> various P2 process improvements.  The doc I got reports 27 loans made.  They
> were real process/tech improvements and not pollution control.  The average
> amt was  $175,112, the median amt was  $150,000, min =  $25,050, max =
> $350,000.  The doc does not report the total investment by the firms, just
> the amount they borrowed.  It is reasonable to assume that firms probably
> put in additional funds or in-kind labor to make these work, so I think it
> is reasonable to assume that the average P2 investment is closer to
> $200,000.
> This is a surprise to me.  I thought there would be more firms looking for

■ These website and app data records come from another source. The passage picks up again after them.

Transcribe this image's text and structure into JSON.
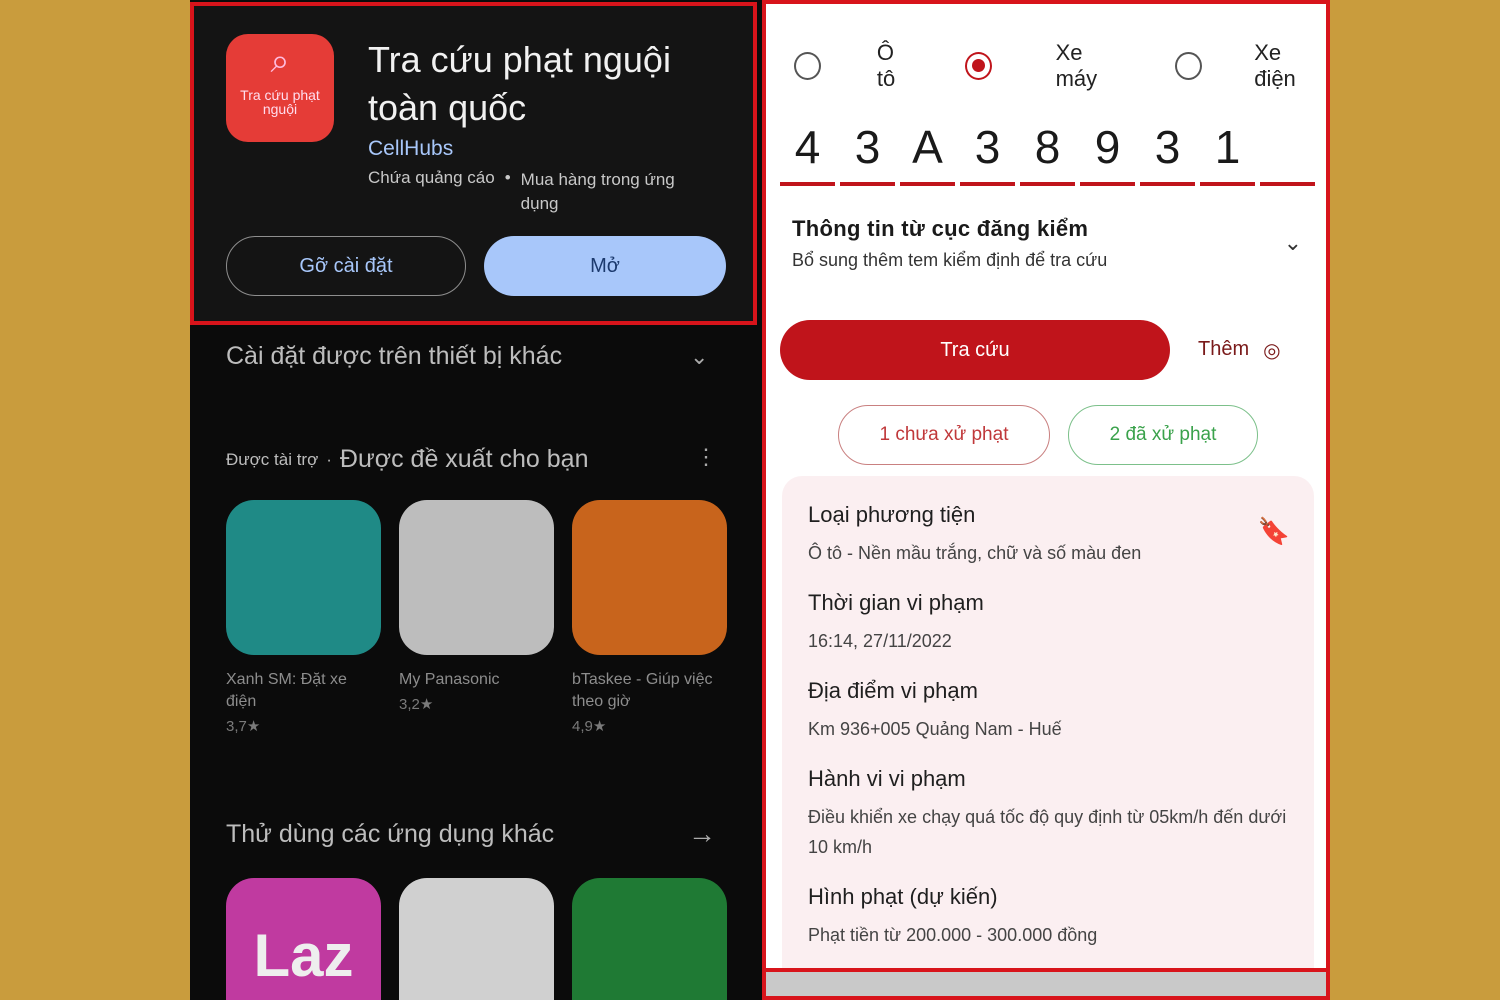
{
  "store": {
    "app_icon_text": "Tra cứu phạt nguội",
    "app_title": "Tra cứu phạt nguội toàn quốc",
    "developer": "CellHubs",
    "meta": [
      "Chứa quảng cáo",
      "Mua hàng trong ứng dụng"
    ],
    "uninstall_label": "Gỡ cài đặt",
    "open_label": "Mở",
    "other_devices": "Cài đặt được trên thiết bị khác",
    "sponsored": "Được tài trợ",
    "suggested": "Được đề xuất cho bạn",
    "apps": [
      {
        "name": "Xanh SM: Đặt xe điện",
        "rating": "3,7★",
        "color": "#1f8a86"
      },
      {
        "name": "My Panasonic",
        "rating": "3,2★",
        "color": "#bdbdbd"
      },
      {
        "name": "bTaskee - Giúp việc theo giờ",
        "rating": "4,9★",
        "color": "#c8641c"
      }
    ],
    "try_other": "Thử dùng các ứng dụng khác",
    "apps2": [
      {
        "label": "Laz",
        "color": "#c03aa0"
      },
      {
        "label": "",
        "color": "#d0d0d0"
      },
      {
        "label": "",
        "color": "#1f7a34"
      }
    ]
  },
  "lookup": {
    "vehicle_types": [
      {
        "label": "Ô tô",
        "selected": false
      },
      {
        "label": "Xe máy",
        "selected": true
      },
      {
        "label": "Xe điện",
        "selected": false
      }
    ],
    "plate": [
      "4",
      "3",
      "A",
      "3",
      "8",
      "9",
      "3",
      "1",
      ""
    ],
    "info_title": "Thông tin từ cục đăng kiểm",
    "info_sub": "Bổ sung thêm tem kiểm định để tra cứu",
    "search_label": "Tra cứu",
    "more_label": "Thêm",
    "unpaid": "1 chưa xử phạt",
    "paid": "2 đã xử phạt",
    "details": [
      {
        "k": "Loại phương tiện",
        "v": "Ô tô - Nền mầu trắng, chữ và số màu đen"
      },
      {
        "k": "Thời gian vi phạm",
        "v": "16:14, 27/11/2022"
      },
      {
        "k": "Địa điểm vi phạm",
        "v": "Km 936+005 Quảng Nam - Huế"
      },
      {
        "k": "Hành vi vi phạm",
        "v": "Điều khiển xe chạy quá tốc độ quy định từ 05km/h đến dưới 10 km/h"
      },
      {
        "k": "Hình phạt (dự kiến)",
        "v": "Phạt tiền từ 200.000 - 300.000 đồng"
      }
    ],
    "accent": "#c0141b"
  }
}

> smaller loans.  Question:  Do P2 techsters think there is demand for smaller
> loans and the demand is not being met?  Or, are smaller loans being
> requested by small firms that don't really qualify as good borrowers, so
> they don't get funded? (I think that is often likely).  Or, do firms have to
> be of a certain size and capacity to take advantage of specialized loan
> programs (also likely).  Perhaps the nature of P2 process/technology
> improvements is such that they really do require a significant chunk of
> capital?  Sure, we like to say that there is a lot of low hanging fruit
> etc., but if firms commonly have to spend over a hundred thousand dollars to
> make P2 improvements, well hell, my grandpa would say, no wonder that dog
> won't hunt...
> Honestly, I don't know what these numbers represent, but they sure do raise
> some interesting questions about the financial thresholds firms must face
> when moving towards P2.  I am interested to hear from you in the field about
> what kinds of capital needs your P2 clients face, and what they do when they
> are smaller and the projects are smaller.  I guess I am saying that the P2
> challenge out there does not really seem to be in the firms that are capable
> of handling a $200,000 loan; certainly in many parts of the world you are a
> success already if you can even think about that kind of investment.  Is the
> Ohio lending experience typical of P2 investments, if so what does that mean
> for P2 promotional strategy?
> I am producing a massive paper on P2 financing and will be happy to include
> any feedback you can give in it, with appropriate credits, and share the
> results with you if you are interested.  I hope we can get a little dialog
> about this going on P2TECH.
> **************************************
> Burton Hamner
> Hamner and Assocaties LLC
> 5534 30th Avenue NE
> Seattle WA 98105  USA
> Tel:  206-526-5308
> Fax: 208-279-4991
> Email:  bhamner@cleanerproduction.com
> Web:  www.cleanerproduction.com
> *****************************